Making Connections Between Racism and Racial Disparities in Health: Disparities in the healthcare system have long been documented but COVID-19 has shown us how deep the effects of these disparities are.
As COVID-19 has spread across the globe, it has exposed systemic weaknesses and vulnerabilities that have long been overlooked. From racial bias to inequalities in access to healthcare, it’s becoming more clear that these conversations need to happen… NOW!
Both the economic and health impacts of the pandemic have disproportionately affected certain populations more than others especially people with disabilities, Indigenous peoples, Black people, refugees and immigrants, children, people in need of housing and/or facing food insecurity, people needing medical treatment and women and children fleeing violence (Canadian Human Rights Commission, 2020).
Furthermore, ableism accompanies other forms of discrimination such as anti-black racism to create an intersectional set of experiences and oppressions that we must not only be aware of but work together to challenge.
This week, we’d like to shed light on some of the racial disparities and create ongoing conversations in our communities about the importance of supporting one another during these trying times.
Tips on Staying Safe and Informed
Tip 1: Have open conversations about race, racism and inequality
Children are far more perceptive than we often realize. Children notice differences early on and can discriminate based on them. Let your child know that it’s normal to recognize differences in the way people look and that seeing the difference is not the problem.
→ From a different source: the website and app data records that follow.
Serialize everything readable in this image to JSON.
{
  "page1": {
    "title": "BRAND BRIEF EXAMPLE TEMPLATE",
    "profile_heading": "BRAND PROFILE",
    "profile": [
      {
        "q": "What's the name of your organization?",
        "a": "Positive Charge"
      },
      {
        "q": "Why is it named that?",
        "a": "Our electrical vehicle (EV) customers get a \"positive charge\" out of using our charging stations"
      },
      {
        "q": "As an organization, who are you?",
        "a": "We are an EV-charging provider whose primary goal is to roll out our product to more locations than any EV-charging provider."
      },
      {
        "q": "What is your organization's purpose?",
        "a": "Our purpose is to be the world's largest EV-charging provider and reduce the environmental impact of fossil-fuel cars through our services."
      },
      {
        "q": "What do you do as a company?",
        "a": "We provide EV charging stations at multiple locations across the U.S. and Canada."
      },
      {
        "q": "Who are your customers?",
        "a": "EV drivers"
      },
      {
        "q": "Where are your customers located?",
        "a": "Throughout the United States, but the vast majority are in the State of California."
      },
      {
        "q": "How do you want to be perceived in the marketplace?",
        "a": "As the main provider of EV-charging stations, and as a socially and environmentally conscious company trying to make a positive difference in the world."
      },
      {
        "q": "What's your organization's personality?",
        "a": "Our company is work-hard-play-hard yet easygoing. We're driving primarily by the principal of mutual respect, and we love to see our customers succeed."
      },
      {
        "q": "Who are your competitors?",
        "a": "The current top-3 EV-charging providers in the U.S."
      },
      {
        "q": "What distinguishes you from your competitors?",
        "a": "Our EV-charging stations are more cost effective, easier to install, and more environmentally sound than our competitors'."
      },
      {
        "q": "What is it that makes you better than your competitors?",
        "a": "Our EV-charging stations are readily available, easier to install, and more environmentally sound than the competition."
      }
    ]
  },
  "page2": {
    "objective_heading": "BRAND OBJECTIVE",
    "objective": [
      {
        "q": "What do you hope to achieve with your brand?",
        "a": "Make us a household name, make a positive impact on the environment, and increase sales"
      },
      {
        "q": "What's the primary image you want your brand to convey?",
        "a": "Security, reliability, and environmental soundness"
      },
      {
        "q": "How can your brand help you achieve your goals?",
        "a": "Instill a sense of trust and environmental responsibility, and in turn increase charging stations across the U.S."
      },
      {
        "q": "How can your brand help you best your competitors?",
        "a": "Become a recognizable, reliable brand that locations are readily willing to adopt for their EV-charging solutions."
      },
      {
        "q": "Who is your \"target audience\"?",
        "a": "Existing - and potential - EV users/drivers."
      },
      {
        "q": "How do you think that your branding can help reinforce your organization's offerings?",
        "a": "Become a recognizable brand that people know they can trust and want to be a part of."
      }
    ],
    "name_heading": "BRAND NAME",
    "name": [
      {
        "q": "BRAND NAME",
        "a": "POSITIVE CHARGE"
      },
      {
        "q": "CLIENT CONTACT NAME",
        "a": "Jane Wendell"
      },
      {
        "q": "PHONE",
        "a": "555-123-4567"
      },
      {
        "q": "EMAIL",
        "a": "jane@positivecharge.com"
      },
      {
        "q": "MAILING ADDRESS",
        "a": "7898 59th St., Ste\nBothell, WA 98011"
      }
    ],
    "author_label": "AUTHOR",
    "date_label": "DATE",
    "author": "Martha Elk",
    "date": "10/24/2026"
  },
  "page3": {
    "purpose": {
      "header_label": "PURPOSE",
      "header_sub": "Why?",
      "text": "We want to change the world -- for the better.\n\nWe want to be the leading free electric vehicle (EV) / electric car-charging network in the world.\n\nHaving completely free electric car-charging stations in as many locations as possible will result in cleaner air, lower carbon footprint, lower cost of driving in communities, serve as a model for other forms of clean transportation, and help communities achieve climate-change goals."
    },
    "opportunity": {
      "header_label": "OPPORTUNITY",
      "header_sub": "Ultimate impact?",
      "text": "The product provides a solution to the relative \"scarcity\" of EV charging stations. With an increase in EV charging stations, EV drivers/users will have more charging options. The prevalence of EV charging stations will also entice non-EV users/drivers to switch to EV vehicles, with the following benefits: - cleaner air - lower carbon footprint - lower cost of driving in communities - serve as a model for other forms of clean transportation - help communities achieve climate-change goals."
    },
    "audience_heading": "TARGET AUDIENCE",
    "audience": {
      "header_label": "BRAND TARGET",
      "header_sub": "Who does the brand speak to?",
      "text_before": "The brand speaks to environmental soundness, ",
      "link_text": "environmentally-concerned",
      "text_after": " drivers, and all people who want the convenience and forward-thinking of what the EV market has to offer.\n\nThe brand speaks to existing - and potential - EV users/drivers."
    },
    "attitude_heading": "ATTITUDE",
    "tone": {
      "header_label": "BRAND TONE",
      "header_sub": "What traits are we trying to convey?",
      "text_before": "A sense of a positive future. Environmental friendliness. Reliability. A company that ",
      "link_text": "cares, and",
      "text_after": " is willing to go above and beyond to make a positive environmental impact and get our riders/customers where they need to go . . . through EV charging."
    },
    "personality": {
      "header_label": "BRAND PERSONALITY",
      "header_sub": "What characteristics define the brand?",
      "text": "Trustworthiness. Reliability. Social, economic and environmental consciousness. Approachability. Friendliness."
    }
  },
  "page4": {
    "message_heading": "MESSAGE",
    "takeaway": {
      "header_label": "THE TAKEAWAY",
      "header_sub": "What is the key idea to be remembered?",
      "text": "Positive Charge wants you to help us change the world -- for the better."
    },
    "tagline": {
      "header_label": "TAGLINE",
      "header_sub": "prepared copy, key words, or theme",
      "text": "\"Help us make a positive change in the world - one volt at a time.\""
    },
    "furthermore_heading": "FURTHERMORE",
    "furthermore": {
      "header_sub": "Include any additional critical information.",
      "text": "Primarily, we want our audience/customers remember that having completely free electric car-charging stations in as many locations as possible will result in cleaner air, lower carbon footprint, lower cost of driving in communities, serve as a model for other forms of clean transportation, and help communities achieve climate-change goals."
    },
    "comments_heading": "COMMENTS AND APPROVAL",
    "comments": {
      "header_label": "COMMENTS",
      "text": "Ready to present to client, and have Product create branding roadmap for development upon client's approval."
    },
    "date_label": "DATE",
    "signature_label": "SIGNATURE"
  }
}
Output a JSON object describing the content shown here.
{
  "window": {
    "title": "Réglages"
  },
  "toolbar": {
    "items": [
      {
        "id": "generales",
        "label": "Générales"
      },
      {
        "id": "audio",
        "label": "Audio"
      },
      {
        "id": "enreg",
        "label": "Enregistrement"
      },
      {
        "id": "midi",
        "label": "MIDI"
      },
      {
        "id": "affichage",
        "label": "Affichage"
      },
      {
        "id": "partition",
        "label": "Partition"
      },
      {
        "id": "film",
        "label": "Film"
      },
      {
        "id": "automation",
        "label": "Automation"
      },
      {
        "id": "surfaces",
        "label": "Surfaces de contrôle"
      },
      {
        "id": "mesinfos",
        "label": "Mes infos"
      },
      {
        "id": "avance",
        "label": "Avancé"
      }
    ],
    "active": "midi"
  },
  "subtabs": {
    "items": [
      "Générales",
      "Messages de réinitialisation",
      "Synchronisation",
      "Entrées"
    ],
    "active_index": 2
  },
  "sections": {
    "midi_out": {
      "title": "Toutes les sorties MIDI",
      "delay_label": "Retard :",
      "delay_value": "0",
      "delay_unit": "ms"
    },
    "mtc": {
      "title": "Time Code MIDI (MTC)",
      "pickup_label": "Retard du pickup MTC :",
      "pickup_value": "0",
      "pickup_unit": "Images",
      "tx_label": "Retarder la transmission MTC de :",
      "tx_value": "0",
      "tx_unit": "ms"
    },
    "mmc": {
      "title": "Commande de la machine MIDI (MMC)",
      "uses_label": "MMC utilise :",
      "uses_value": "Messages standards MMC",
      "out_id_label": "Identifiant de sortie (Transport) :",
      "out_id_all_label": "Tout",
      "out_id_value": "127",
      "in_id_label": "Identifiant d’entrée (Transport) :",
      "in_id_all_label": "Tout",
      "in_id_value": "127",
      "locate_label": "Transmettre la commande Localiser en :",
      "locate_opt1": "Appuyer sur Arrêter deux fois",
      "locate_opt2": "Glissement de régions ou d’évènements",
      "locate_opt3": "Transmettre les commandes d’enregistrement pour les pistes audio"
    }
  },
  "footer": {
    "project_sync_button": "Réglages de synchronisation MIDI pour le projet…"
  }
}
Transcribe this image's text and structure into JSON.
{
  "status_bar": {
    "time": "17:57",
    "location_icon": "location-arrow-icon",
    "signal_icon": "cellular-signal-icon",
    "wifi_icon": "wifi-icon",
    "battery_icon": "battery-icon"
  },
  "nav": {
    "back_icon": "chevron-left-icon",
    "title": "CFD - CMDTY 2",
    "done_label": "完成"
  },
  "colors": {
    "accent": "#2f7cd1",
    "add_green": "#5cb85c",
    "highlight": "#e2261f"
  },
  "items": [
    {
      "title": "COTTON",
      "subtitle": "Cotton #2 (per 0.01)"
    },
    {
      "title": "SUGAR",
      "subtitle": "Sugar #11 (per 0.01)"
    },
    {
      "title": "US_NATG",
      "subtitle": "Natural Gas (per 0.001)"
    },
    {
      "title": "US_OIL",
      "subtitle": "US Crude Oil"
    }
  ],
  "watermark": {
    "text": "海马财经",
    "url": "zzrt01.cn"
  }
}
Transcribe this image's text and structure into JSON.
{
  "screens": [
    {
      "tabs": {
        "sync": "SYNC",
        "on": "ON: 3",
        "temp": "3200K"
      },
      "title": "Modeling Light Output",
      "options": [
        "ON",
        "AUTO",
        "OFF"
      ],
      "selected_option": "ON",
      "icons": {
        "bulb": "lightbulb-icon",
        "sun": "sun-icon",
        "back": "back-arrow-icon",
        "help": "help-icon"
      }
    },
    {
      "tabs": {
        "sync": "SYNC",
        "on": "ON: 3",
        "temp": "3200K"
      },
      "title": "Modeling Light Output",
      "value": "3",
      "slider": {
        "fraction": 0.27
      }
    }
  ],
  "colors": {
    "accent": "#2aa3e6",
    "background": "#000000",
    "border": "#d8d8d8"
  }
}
It’s discriminating based on people’s differences that are the problem.
To help explain these complex issues to young children, check out these videos:
Watch with your child:
Read with your child:
Diverse Children’s Books http://hereweeread.com/2017/11/2018-ultimate-list-diverse-childrens-books.html
Intersectional Children’s Books
Tip 2: When you don’t know, search for answers together
Our children may ask us difficult questions about race that even we don’t know the answers to and that’s okay. Take every question as an opportunity to learn together. It’s not about getting to the right answer the fastest, it takes time to understand race, racism and inequality which is why it’s important to regularly revisit these topics together.
How to Talk About Race with Children - A List of Helpful Articles, Videos and Audio
Sesame: How To Talk With Children About Race, Gender And Class (3-minute radio clip)
Stories Matter - A PDF with age-appropriate Resources and activities for discussing race with children
Tip 3: Stay connected to others
With all that we see going on in both the news and in our communities, it’s important to make sure we’re checking in and talking with people outside our homes as well. The more we let out how we’re feeling, the better we’ll feel together. Both parents and children need an outlet to voice our worries and pain. Keep reading to learn more about how to stay in the know and stay connected!
Did You Know?
Even though race-based data isn’t being collected provincially or federally in Canada on COVID-19 infections, public health officials in Ontario have reported higher rates of infection, hospitalization and death in the province’s most ethnically and culturally diverse neighbourhoods (Public Health Ontario, 2020).
Stay informed. The City of Toronto and Region of Peel announced that they will start collecting race-based data on COVID infections so it can better address these disparities. We hope to see other municipalities following this example, while also making sure not to further stigmatize or harm specific communities. While these disparities are a reality, it doesn’t have to be this way.
Go virtual. There are online COVID-19 support groups in different cities across Canada. Find one near you by searching “COVID-19 Support Group in _____(your city)”.
Stay in the know about what SMILE is offering during the pandemic by joining our mailing list and following us on social media (@smilecanada). We know that there is always room to do more and at SMILE we believe in making sure everyone has equal access to programs.
Contact SMILE. We are here for you.
Send us an email at email@example.com and we will try our best to get you the assistance needed.
By Naima Ismail